*Data listing*
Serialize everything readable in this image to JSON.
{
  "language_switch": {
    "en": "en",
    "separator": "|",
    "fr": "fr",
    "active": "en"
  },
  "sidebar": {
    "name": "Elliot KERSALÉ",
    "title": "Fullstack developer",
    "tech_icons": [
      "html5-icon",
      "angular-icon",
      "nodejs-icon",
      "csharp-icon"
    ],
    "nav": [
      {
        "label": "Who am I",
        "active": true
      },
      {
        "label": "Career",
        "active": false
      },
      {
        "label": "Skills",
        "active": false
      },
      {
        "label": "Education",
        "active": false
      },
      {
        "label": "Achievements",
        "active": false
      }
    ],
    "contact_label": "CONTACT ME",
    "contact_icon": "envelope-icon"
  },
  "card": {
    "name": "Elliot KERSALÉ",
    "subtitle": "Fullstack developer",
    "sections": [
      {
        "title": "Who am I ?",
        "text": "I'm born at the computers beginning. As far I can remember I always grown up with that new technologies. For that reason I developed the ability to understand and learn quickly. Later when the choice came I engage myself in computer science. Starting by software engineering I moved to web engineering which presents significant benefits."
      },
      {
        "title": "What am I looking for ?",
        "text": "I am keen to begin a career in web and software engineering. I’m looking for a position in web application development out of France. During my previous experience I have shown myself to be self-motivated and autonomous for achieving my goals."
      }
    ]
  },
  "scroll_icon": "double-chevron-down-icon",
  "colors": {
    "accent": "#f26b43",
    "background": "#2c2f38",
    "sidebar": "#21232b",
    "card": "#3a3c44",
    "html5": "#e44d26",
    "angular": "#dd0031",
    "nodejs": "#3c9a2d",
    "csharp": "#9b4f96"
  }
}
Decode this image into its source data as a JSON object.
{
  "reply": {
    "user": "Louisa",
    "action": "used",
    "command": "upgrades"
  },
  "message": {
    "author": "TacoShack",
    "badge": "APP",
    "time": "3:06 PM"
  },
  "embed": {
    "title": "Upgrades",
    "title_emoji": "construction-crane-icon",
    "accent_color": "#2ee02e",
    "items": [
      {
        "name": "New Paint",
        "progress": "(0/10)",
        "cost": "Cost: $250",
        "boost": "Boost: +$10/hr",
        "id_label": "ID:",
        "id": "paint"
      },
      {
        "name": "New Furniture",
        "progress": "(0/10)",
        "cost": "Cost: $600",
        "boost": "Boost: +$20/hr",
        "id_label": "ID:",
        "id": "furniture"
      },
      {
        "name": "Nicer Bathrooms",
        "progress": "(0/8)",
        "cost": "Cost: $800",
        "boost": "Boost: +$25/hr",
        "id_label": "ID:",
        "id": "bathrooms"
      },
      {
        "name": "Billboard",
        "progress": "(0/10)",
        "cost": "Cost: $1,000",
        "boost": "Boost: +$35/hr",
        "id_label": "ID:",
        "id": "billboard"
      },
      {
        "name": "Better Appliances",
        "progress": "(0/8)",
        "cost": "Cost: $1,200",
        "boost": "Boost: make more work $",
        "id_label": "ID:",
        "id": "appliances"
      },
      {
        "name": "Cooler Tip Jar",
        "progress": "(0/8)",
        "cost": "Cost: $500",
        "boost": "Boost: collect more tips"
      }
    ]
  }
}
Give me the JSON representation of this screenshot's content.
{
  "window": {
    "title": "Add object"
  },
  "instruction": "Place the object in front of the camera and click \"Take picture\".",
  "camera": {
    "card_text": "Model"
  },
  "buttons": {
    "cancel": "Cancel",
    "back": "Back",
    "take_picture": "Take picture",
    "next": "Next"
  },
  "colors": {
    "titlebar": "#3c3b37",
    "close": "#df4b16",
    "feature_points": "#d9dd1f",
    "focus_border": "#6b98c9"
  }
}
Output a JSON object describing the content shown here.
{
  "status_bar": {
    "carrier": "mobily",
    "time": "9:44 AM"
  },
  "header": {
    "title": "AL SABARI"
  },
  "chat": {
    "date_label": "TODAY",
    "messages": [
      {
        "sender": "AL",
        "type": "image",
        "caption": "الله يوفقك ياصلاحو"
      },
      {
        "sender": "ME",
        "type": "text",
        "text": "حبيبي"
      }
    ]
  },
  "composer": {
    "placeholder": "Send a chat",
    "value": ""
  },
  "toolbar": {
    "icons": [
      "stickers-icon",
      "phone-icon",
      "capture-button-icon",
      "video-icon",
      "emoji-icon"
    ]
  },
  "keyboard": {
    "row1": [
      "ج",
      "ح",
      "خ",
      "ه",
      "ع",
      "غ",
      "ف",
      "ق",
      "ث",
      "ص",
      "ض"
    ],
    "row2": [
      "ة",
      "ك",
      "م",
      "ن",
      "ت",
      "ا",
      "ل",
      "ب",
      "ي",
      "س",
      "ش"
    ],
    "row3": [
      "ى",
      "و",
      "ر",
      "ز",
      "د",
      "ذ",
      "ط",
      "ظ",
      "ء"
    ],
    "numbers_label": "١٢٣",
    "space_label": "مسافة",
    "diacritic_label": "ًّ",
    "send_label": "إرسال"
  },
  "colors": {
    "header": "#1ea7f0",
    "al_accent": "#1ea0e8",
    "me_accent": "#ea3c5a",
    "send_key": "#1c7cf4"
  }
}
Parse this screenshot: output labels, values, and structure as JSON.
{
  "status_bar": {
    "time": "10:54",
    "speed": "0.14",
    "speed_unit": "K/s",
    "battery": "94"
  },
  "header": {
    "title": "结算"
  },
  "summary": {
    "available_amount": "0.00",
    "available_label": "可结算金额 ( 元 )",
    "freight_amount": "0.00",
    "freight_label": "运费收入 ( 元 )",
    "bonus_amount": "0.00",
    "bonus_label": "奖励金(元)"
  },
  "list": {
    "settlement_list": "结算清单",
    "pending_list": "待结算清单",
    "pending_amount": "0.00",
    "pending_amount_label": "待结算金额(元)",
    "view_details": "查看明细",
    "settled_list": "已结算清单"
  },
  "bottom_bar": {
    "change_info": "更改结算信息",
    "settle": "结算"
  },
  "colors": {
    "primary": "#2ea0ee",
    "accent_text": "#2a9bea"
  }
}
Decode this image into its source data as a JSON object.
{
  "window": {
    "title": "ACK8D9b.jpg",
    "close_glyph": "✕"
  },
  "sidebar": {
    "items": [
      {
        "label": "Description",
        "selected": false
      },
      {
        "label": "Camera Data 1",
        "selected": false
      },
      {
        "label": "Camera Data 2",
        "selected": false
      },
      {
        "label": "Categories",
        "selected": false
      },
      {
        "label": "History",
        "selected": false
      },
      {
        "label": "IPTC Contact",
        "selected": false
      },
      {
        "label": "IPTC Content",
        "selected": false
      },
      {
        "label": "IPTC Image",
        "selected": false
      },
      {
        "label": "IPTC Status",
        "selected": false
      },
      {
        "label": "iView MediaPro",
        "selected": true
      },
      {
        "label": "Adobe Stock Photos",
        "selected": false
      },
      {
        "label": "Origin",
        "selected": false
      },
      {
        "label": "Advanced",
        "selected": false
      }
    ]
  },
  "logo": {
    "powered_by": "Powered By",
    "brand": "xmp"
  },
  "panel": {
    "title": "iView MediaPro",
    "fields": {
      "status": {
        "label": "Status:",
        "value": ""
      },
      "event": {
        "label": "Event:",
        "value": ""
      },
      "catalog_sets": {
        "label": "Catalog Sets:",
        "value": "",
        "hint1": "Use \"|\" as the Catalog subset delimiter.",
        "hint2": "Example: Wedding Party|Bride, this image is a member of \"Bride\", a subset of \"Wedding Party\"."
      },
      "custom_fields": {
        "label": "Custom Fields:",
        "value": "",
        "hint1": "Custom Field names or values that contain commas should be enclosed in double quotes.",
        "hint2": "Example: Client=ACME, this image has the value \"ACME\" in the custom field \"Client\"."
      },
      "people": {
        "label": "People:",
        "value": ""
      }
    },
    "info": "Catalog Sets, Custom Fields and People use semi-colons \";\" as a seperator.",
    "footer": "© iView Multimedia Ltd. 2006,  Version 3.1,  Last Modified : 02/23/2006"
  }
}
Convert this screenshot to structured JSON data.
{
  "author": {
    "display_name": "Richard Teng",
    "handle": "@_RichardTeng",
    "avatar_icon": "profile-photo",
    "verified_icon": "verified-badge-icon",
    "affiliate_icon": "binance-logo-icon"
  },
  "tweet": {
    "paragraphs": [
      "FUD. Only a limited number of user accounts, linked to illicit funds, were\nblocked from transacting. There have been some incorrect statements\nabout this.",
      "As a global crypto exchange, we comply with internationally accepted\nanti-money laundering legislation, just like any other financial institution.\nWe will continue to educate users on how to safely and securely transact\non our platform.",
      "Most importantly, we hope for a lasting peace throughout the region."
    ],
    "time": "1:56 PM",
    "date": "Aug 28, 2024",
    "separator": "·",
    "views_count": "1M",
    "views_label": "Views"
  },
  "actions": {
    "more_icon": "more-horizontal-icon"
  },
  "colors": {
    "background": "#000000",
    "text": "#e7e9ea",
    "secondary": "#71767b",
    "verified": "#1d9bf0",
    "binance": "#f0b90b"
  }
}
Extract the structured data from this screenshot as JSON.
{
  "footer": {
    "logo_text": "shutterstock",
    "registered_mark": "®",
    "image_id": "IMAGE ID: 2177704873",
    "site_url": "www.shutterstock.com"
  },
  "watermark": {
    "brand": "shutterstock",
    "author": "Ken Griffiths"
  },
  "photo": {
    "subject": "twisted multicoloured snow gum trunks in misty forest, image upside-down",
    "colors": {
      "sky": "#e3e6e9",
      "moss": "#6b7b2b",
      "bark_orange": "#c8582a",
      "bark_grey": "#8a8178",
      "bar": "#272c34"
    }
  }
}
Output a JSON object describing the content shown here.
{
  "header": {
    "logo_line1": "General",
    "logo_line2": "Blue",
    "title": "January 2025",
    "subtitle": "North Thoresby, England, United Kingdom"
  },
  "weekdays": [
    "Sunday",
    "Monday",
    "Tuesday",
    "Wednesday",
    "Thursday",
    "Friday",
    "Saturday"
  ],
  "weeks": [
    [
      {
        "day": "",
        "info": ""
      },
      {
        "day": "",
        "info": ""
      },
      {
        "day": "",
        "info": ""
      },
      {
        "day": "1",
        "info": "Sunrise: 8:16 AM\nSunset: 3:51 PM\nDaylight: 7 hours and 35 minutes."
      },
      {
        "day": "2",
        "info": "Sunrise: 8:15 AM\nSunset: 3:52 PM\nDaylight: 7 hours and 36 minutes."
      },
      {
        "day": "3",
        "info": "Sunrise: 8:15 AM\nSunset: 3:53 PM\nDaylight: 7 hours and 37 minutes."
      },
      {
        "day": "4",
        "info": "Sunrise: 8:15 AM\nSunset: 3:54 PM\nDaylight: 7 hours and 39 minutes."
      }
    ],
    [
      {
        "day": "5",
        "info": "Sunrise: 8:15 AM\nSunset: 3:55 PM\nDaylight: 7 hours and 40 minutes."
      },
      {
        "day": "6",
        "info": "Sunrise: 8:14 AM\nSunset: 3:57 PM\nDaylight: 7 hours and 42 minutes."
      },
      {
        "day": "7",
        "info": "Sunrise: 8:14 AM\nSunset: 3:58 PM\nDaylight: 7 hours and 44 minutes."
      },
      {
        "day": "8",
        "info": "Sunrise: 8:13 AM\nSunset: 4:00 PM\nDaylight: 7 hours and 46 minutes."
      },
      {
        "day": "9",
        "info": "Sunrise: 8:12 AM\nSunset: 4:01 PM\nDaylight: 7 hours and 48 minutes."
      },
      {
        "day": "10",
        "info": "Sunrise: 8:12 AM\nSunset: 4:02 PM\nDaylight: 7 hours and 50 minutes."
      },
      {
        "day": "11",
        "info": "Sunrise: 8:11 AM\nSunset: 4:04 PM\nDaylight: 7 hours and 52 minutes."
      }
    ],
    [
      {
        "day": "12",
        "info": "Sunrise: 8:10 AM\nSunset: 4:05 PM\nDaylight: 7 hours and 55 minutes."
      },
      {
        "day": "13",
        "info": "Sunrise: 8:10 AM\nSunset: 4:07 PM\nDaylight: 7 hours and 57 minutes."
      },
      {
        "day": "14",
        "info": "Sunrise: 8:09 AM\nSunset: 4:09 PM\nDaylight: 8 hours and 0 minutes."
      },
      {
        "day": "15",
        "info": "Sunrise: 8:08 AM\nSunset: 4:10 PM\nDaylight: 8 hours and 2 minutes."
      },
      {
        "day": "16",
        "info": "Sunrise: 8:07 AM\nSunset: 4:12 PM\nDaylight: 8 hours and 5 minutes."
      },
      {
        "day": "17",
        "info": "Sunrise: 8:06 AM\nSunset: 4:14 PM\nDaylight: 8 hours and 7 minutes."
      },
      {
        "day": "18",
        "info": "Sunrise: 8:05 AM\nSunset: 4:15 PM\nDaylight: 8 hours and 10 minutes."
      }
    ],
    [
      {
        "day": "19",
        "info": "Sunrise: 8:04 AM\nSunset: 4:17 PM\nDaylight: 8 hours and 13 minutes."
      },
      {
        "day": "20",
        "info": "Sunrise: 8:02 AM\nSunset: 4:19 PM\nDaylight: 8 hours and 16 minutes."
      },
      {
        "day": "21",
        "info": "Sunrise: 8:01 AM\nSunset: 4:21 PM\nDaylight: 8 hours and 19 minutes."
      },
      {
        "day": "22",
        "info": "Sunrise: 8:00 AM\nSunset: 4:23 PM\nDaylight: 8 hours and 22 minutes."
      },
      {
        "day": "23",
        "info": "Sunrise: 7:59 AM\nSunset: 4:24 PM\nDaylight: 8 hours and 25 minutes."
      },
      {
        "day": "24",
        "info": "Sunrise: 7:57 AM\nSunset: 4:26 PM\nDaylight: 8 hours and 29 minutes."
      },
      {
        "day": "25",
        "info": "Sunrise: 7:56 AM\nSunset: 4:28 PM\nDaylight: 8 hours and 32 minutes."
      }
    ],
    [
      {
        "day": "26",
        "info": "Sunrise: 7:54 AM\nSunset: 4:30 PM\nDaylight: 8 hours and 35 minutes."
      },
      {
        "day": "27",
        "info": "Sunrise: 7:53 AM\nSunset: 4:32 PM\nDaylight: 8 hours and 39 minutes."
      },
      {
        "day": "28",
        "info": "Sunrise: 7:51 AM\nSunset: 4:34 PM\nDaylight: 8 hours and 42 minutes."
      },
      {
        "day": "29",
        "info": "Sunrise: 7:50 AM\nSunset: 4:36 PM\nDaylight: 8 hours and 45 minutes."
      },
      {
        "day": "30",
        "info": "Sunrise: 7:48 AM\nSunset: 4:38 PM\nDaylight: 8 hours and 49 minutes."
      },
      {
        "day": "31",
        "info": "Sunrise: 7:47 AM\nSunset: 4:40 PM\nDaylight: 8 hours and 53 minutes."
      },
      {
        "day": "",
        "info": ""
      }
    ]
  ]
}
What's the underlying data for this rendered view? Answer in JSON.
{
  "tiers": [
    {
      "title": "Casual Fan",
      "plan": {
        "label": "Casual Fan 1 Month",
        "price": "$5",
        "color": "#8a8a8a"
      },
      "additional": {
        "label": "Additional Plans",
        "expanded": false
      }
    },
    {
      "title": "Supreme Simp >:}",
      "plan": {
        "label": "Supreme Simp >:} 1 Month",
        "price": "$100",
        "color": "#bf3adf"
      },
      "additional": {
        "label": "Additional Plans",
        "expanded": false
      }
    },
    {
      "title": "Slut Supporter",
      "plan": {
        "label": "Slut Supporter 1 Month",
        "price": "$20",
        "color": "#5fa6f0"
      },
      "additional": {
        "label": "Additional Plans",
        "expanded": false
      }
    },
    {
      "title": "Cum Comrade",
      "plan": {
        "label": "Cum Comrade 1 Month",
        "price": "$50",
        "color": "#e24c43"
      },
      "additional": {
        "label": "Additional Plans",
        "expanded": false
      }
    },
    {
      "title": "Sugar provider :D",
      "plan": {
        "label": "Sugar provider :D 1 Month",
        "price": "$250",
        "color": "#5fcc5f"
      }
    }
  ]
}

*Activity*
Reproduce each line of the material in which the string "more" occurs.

*Solution to the exercise*
        "boost": "Boost: make more work $",
        "boost": "Boost: collect more tips"
    "more_icon": "more-horizontal-icon"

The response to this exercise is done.